Captain America - * * 1/2 (Theater)
I liked Captain America. It looks great, has a compelling actor (Chris Evans) in the lead role, another great actor in a supporting role (Tommy Lee Jones), and takes place during World War II. Unfortunately, it suffers from a lackluster second half.
After a present day prologue, we go back to the 1940s and meet Steve Rogers, short, skinny, and unable to join the army due to medical problems. But he has guts and tenacity, and that gets him noticed for a special project being led by Dr. Abraham Erskine (Stanley Tucci) to choose a new super soldier.

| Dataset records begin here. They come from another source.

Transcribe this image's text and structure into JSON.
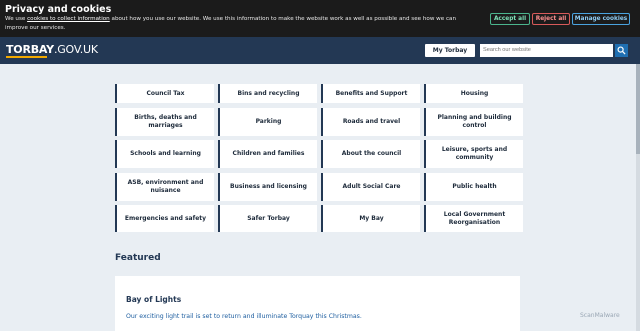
{
  "cookie_banner": {
    "title": "Privacy and cookies",
    "text_before_link": "We use ",
    "link_text": "cookies to collect information",
    "text_after_link": " about how you use our website. We use this information to make the website work as well as possible and see how we can improve our services.",
    "accept_label": "Accept all",
    "reject_label": "Reject all",
    "manage_label": "Manage cookies"
  },
  "header": {
    "logo_bold": "TORBAY",
    "logo_rest": ".GOV.UK",
    "my_torbay_label": "My Torbay",
    "search_placeholder": "Search our website",
    "search_icon": "search-icon"
  },
  "services": [
    "Council Tax",
    "Bins and recycling",
    "Benefits and Support",
    "Housing",
    "Births, deaths and marriages",
    "Parking",
    "Roads and travel",
    "Planning and building control",
    "Schools and learning",
    "Children and families",
    "About the council",
    "Leisure, sports and community",
    "ASB, environment and nuisance",
    "Business and licensing",
    "Adult Social Care",
    "Public health",
    "Emergencies and safety",
    "Safer Torbay",
    "My Bay",
    "Local Government Reorganisation"
  ],
  "featured": {
    "heading": "Featured",
    "card_title": "Bay of Lights",
    "card_text": "Our exciting light trail is set to return and illuminate Torquay this Christmas."
  },
  "watermark": "ScanMalware",
  "colors": {
    "header_bg": "#233854",
    "page_bg": "#e9eef3",
    "accent_yellow": "#f2a900",
    "search_button": "#1f6fb2"
  }
}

Before Steve knows it, he's in the army, getting yelled at by Colonel Chester Phillips (Tommy Lee Jones). When Steve gets picked for his human qualities and bravery, he gets to become Captain America -- through a painful procedure where many important people are invited to watch.
He's barely out of the procedure when he has to chase down a Nazi in Brooklyn -- a great scene that shows Steve's new superhuman abilities. Unfortunately, the Colonel doesn't want Steve in his army -- even with these new abilities, and Steve becomes Captain America to sell war bonds.

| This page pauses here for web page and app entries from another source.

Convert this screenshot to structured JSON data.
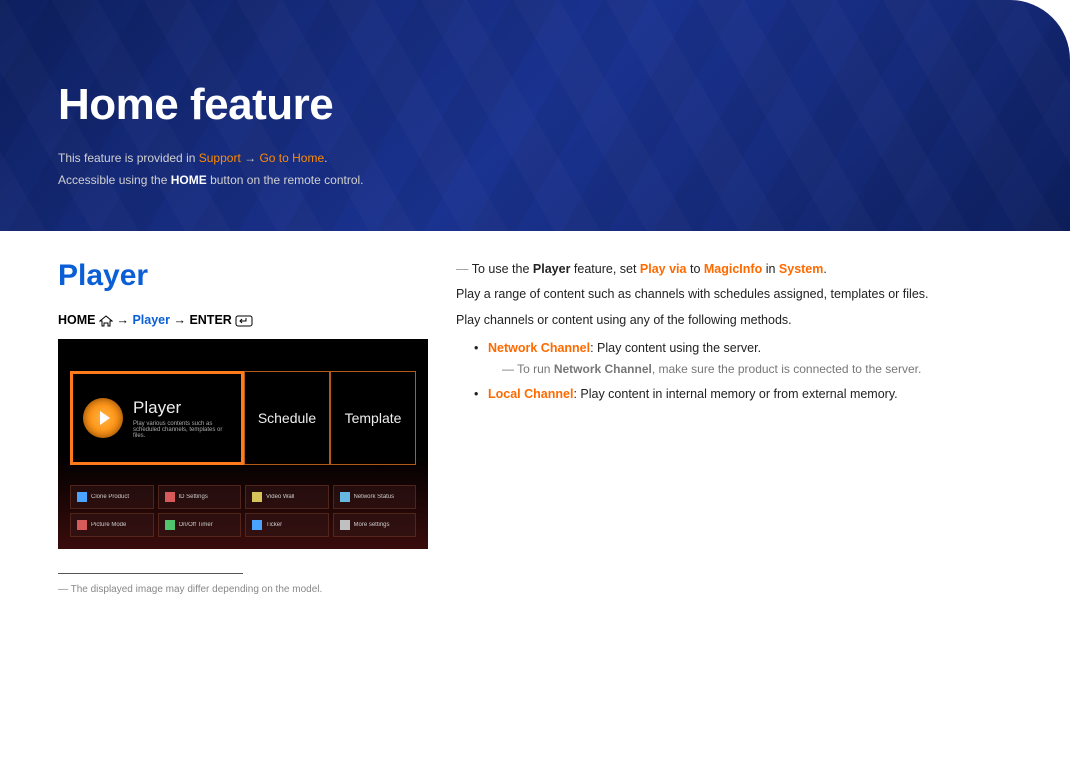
{
  "banner": {
    "title": "Home feature",
    "line1_pre": "This feature is provided in ",
    "line1_support": "Support",
    "line1_arrow": " → ",
    "line1_gotohome": "Go to Home",
    "line1_end": ".",
    "line2_pre": "Accessible using the ",
    "line2_home": "HOME",
    "line2_post": " button on the remote control."
  },
  "left": {
    "section_title": "Player",
    "breadcrumb": {
      "home": "HOME",
      "arrow": " → ",
      "player": "Player",
      "enter": "ENTER"
    },
    "screenshot": {
      "card1": {
        "title": "Player",
        "sub": "Play various contents such as scheduled channels, templates or files."
      },
      "card2": {
        "title": "Schedule"
      },
      "card3": {
        "title": "Template"
      },
      "grid": [
        [
          "Clone Product",
          "ID Settings",
          "Video Wall",
          "Network Status"
        ],
        [
          "Picture Mode",
          "On/Off Timer",
          "Ticker",
          "More settings"
        ]
      ],
      "grid_colors": [
        [
          "#4aa3ff",
          "#d65a5a",
          "#d6c45a",
          "#67b8e0"
        ],
        [
          "#d65a5a",
          "#51c46e",
          "#4aa3ff",
          "#c0c0c0"
        ]
      ]
    },
    "footnote": "The displayed image may differ depending on the model."
  },
  "right": {
    "note1_pre": "To use the ",
    "note1_player": "Player",
    "note1_mid1": " feature, set ",
    "note1_playvia": "Play via",
    "note1_mid2": " to ",
    "note1_magicinfo": "MagicInfo",
    "note1_mid3": " in ",
    "note1_system": "System",
    "note1_end": ".",
    "para1": "Play a range of content such as channels with schedules assigned, templates or files.",
    "para2": "Play channels or content using any of the following methods.",
    "bullet1_label": "Network Channel",
    "bullet1_text": ": Play content using the server.",
    "bullet1_sub_pre": "To run ",
    "bullet1_sub_bold": "Network Channel",
    "bullet1_sub_post": ", make sure the product is connected to the server.",
    "bullet2_label": "Local Channel",
    "bullet2_text": ": Play content in internal memory or from external memory."
  }
}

This half of the movie was surprisingly fresh, compared to most movies derived from comic books. Chris Evans plays Steve Rogers with pathos and gusto. Even when he's Captain America, he still reminds us of that shorty skinny guy who got beat up in alleys all over Brooklyn.
But when Rogers gets to Italy to entertain the troops and, ultimately, to become the kick-ass version of Captain America, the movie becomes less interesting. One of the problems is that Captain America seems invincible (even though he's not). He goes in and single-handedly takes out what looks like hundreds of men. And even though Captain America will eventually dual with the equally strong Red Skull, you're never really worried. The filmmakers try to make up for this problem by showing people around Captain America in peril.
After Captain America's first successful mission, we see a montage of his ass-kicking across Europe on his way to the big mission. This was the point where the film lost most of the momentum it had built up. Everything became predictable. The filmmakers could have made this more dramatic by dropping the montage and taking more time with the final showdown.
I almost got the feeling that the filmmakers did have more in the second half, but something happened during editing that caused them to cut. Given that the film runs two hours and five minutes, I'm guessing that they were running long and got nervous. And what better way to cut than to create a montage made up of other scenes?
On the whole, Captain America's an entertaining film. Unfortunately, like so many good films, it could have been great.